- bilateral symmetry
having body symmetry such that the animal can be divided in one plane into two mirror-image halves. Animals with bilateral symmetry have dorsal and ventral sides, as well as anterior and posterior ends. Synapomorphy of the Bilateria.
an animal that mainly eats meat
the nearshore aquatic habitats near a coast, or shoreline.
humans benefit economically by promoting tourism that focuses on the appreciation of natural areas or animals. Ecotourism implies that there are existing programs that profit from the appreciation of natural areas or animals.
animals which must use heat acquired from the environment and behavioral adaptations to regulate body temperature
union of egg and spermatozoan
a method of feeding where small food particles are filtered from the surrounding water by various mechanisms. Used mainly by aquatic invertebrates, especially plankton, but also by baleen whales.
having a body temperature that fluctuates with that of the immediate environment; having no mechanism or a poorly developed mechanism for regulating internal body temperature.
- internal fertilization
fertilization takes place within the female's body
offspring are produced in more than one group (litters, clutches, etc.) and across multiple seasons (or other periods hospitable to reproduction). Iteroparous animals must, by definition, survive over multiple seasons (or periodic condition changes).
makes seasonal movements between breeding and wintering grounds
having the capacity to move from one place to another.
specialized for swimming
- native range
the area in which the animal is naturally found, the region in which it is endemic.
An aquatic biome consisting of the open ocean, far from land, does not include sea bottom (benthic zone).
structure produced by the calcium carbonate skeletons of coral polyps (Class Anthozoa). Coral reefs are found in warm, shallow oceans with low nutrient availability.
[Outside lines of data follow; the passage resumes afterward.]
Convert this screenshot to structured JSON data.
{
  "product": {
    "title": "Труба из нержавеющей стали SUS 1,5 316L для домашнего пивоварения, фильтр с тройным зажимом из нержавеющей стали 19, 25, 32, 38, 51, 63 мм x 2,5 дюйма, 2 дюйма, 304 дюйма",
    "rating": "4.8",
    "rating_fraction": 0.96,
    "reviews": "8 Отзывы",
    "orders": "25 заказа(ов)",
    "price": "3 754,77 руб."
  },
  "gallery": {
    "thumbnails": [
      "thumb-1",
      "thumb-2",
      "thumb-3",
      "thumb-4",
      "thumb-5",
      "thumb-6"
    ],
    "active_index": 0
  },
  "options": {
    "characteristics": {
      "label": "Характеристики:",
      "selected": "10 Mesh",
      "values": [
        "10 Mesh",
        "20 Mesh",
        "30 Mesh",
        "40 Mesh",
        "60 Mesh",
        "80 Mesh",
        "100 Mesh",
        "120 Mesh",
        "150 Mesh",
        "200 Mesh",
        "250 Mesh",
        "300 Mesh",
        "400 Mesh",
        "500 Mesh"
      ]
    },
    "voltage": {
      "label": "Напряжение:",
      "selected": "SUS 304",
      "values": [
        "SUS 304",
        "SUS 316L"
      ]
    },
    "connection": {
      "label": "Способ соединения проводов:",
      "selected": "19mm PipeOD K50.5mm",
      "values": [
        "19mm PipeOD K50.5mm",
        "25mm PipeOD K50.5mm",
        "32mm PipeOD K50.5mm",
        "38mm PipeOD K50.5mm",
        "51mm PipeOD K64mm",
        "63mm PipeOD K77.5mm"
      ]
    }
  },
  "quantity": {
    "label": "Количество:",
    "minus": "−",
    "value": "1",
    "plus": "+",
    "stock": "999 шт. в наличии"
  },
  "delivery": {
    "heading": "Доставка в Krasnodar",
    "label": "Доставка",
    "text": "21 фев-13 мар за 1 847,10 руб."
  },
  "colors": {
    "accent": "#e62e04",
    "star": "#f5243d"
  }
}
They form the basis for rich communities of other invertebrates, plants, fish, and protists. The polyps live only on the reef surface. Because they depend on symbiotic photosynthetic algae, zooxanthellae, they cannot live where light does not penetrate.
- saltwater or marine
mainly lives in oceans, seas, or other bodies of salt water.
- seasonal breeding
breeding is confined to a particular season
reproduction that includes combining the genetic contribution of two individuals, a male and a female
the region of the earth that surrounds the equator, from 23.5 degrees north to 23.5 degrees south.
reproduction in which fertilization and development take place within the female body and the developing embryo derives nourishment from the female.
animal constituent of plankton; mainly small crustaceans and fish larvae. (Compare to phytoplankton.)
1992. Manta Rays. Pp. 1512-1514 in Encyclopedia of the Animal, vol. 8 (Ott-Rhe). New York: Boy Books.
1989. Manta Rays. Pp. 582-583 in Wildlife of the World Encyclopedia, vol. 10 (Rav-Slo). New York: Cavendish Publishing.
Acker (MRBH), B. 2001. "Manta facts" (On-line). Manta Ray Bay Hotel and Yap Divers. Accessed 11/01/04 at http://www.mantaray.com.
Bigelow, H., W. Schroeder. 1954. Fishes of the Western North Atlantic. Copenhagen: Yale University.
Colla (oceanlight), P., R. Martin. 1998. "Giant Pacific Manta Ray Photos/On the Biology of the Manta Ray" (On-line). Phillip Colla Photography. Accessed 11/01/04 at http://www.oceanlight.com/html/manta_birostris.html.
Dive Asia, 2004. "Dive Asia Reef Ecology Guide- Cartilaginous Fishes" (On-line). Dive Asia, Diving in Phuket, Thailand and Burma. Accessed 11/01/04 at http://www.diveasia.com/reef-guide/cartilaginous.htm.
FishBase, 1999. "Manta birostris" (On-line). FishBase.org. Accessed March 7, 2000 at http://www.fishbase.org/Seach.cfm.
McCormick, H., T. Allen, W. Young. 1963. Shadows of the Sea. Philadelphia: Chilton Company.
OceanLink, 1997. "Ocean Link Answers to Chondrichthyes Questions" (On-line). OceanLink. Accessed 11/01/04 at http://oceanlink.island.net/ask/chondrichthyes.html#anchor139401.
Perlmutter, A. 1961. Guide to Marine Fishes. New York: New York University Press.
Yano, K., F. Sato, T. Tomoko. 1999. Observations of mating behavior of the manta ray, Manta birostris, at the Ogasawara Islands, Japan. Ichthyological Research, 46: 289-296.